WWII USAAF Fabric Seatbelts
Eduard’s original detail sets consisted of photo etch brass to be assembled and painted by the builder. More recently, they started producing pre-painted seatbelts and other details (still made out of brass). This is the next evolution in the ever-expanding world of Eduard’s accessories line.
Eduard’s #32771 set includes pre-cut belts made out of a fabric material and a photo etched hardware fret that assemble into one set of seatbelts designed for use in USAAF aircraft (primarily fighters). I believe this was originally a product developed by HGW (their logo is stamped on the fabric fret).
The belts are made out of some sort of fine gauze-type material, and have only small attachment points keeping them on their fret. The material is pre-colored, with the belts in an off-white, and the protective leather pad (for under the buckle) in a brown color. Very faint stitching lines and fabric weave details are evident as well. After cutting the belts free, one must remove the stiff backing paper – this is easily done with a knife tip. The back of the material is not adhesive, and I imagine this backing material is there only to keep everything stiff while the machines cut and color things during the production run. Eduard’s instructions recommend crumpling up the fabric after removing the backing, and rolling it in-between one’s fingers in an effort to make the material able to drape more easily. I did this, and to some extent the material began to curl up a bit on itself. More crumpling, followed by some pushing and prodding with tweezers and the material did settle down.
The belt hardware comes on the familiar small photo etch fret we are used to from Eduard. I found it pretty easy and straightforward to thread the various buckles and other items onto the belts. Being 1/32nd scale made this fairly simple – I would imagine in 1/48 (these sets are also available in that scale) this would be more hassle than it might be worth. The instructions were all very clear, with the exception of the buckles that go on the end of the shoulder straps. You are meant to fold the photo etch piece 90 degrees, and then (according to the diagram) run the belt though one bit, leaving the other section of the PE to hang vertically down (this is the “male” part of the buckle for the shoulder straps). There is an open slot on the vertical section, as well as the slot that the belt is supposed to go through. Using the part numbers Eduard refers to in the instructions, and orienting them per the instructions, I could only get the larger slot (meant for the belt to run through) to go in the vertical position. The narrower slot would not accommodate the belts. So I had to do a little bit of twisting to get things to line up properly. Not a big deal at all, and most likely it was something I misinterpreted on the instructions, but still something to be aware of.
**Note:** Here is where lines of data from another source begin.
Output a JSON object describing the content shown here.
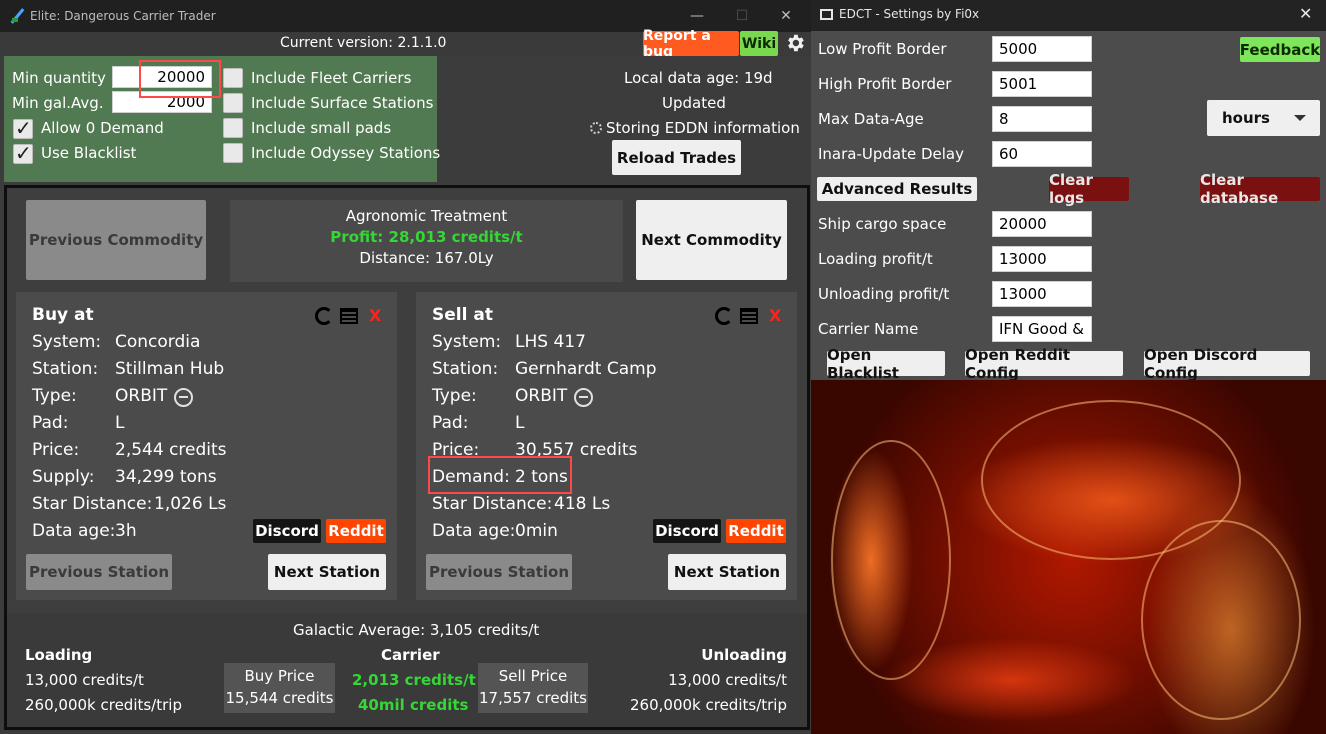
{
  "main": {
    "title": "Elite: Dangerous Carrier Trader",
    "version": "Current version: 2.1.1.0",
    "report_bug": "Report a bug",
    "wiki": "Wiki",
    "filters": {
      "min_quantity_label": "Min quantity",
      "min_quantity_value": "20000",
      "min_gal_avg_label": "Min gal.Avg.",
      "min_gal_avg_value": "2000",
      "allow_zero_demand": "Allow 0 Demand",
      "use_blacklist": "Use Blacklist",
      "include_fleet_carriers": "Include Fleet Carriers",
      "include_surface_stations": "Include Surface Stations",
      "include_small_pads": "Include small pads",
      "include_odyssey_stations": "Include Odyssey Stations",
      "checked": {
        "allow_zero_demand": true,
        "use_blacklist": true,
        "include_fleet_carriers": false,
        "include_surface_stations": false,
        "include_small_pads": false,
        "include_odyssey_stations": false
      }
    },
    "status": {
      "local_data_age": "Local data age: 19d",
      "updated": "Updated",
      "storing": "Storing EDDN information",
      "reload": "Reload Trades"
    },
    "commodity": {
      "prev": "Previous Commodity",
      "next": "Next Commodity",
      "name": "Agronomic Treatment",
      "profit": "Profit: 28,013 credits/t",
      "distance": "Distance: 167.0Ly"
    },
    "buy": {
      "heading": "Buy at",
      "system_label": "System:",
      "system": "Concordia",
      "station_label": "Station:",
      "station": "Stillman Hub",
      "type_label": "Type:",
      "type": "ORBIT",
      "pad_label": "Pad:",
      "pad": "L",
      "price_label": "Price:",
      "price": "2,544 credits",
      "supply_label": "Supply:",
      "supply": "34,299 tons",
      "star_label": "Star Distance:",
      "star": "1,026 Ls",
      "age_label": "Data age:",
      "age": "3h",
      "discord": "Discord",
      "reddit": "Reddit",
      "prev_station": "Previous Station",
      "next_station": "Next Station",
      "close": "X"
    },
    "sell": {
      "heading": "Sell at",
      "system_label": "System:",
      "system": "LHS 417",
      "station_label": "Station:",
      "station": "Gernhardt Camp",
      "type_label": "Type:",
      "type": "ORBIT",
      "pad_label": "Pad:",
      "pad": "L",
      "price_label": "Price:",
      "price": "30,557 credits",
      "demand_label": "Demand:",
      "demand": "2 tons",
      "star_label": "Star Distance:",
      "star": "418 Ls",
      "age_label": "Data age:",
      "age": "0min",
      "discord": "Discord",
      "reddit": "Reddit",
      "prev_station": "Previous Station",
      "next_station": "Next Station",
      "close": "X"
    },
    "summary": {
      "galactic_avg": "Galactic Average: 3,105 credits/t",
      "loading": "Loading",
      "loading_rate": "13,000 credits/t",
      "loading_trip": "260,000k credits/trip",
      "buy_price_label": "Buy Price",
      "buy_price": "15,544 credits",
      "carrier": "Carrier",
      "carrier_rate": "2,013 credits/t",
      "carrier_total": "40mil credits",
      "sell_price_label": "Sell Price",
      "sell_price": "17,557 credits",
      "unloading": "Unloading",
      "unloading_rate": "13,000 credits/t",
      "unloading_trip": "260,000k credits/trip"
    }
  },
  "settings": {
    "title": "EDCT - Settings by Fi0x",
    "low_profit_label": "Low Profit Border",
    "low_profit": "5000",
    "high_profit_label": "High Profit Border",
    "high_profit": "5001",
    "max_age_label": "Max Data-Age",
    "max_age": "8",
    "inara_label": "Inara-Update Delay",
    "inara": "60",
    "feedback": "Feedback",
    "unit_select": "hours",
    "advanced": "Advanced Results",
    "clear_logs": "Clear logs",
    "clear_db": "Clear database",
    "cargo_label": "Ship cargo space",
    "cargo": "20000",
    "loading_label": "Loading profit/t",
    "loading": "13000",
    "unloading_label": "Unloading profit/t",
    "unloading": "13000",
    "carrier_label": "Carrier Name",
    "carrier": "IFN Good &",
    "open_blacklist": "Open Blacklist",
    "open_reddit": "Open Reddit Config",
    "open_discord": "Open Discord Config"
  },
  "colors": {
    "accent_green": "#35d635",
    "reddit": "#ff4500",
    "report": "#ff5a1f",
    "wiki": "#7ad84f",
    "danger": "#7a1010",
    "filter_bg": "#527a52"
  }
}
Assembling the entire set took me about an hour, including my fumble with the shoulder strap hardware. Eduard suggests applying some light oil washes after installing the belts into your project, and I imagine that would enhance what is already a good-looking item. I would highly recommend this product. It’s a bit pricey for one set of belts, but the effect is impressive and in this larger scale it is worth the effort.
My thanks to Eduard for providing the review sample and to IPMS/USA for allowing me to review it.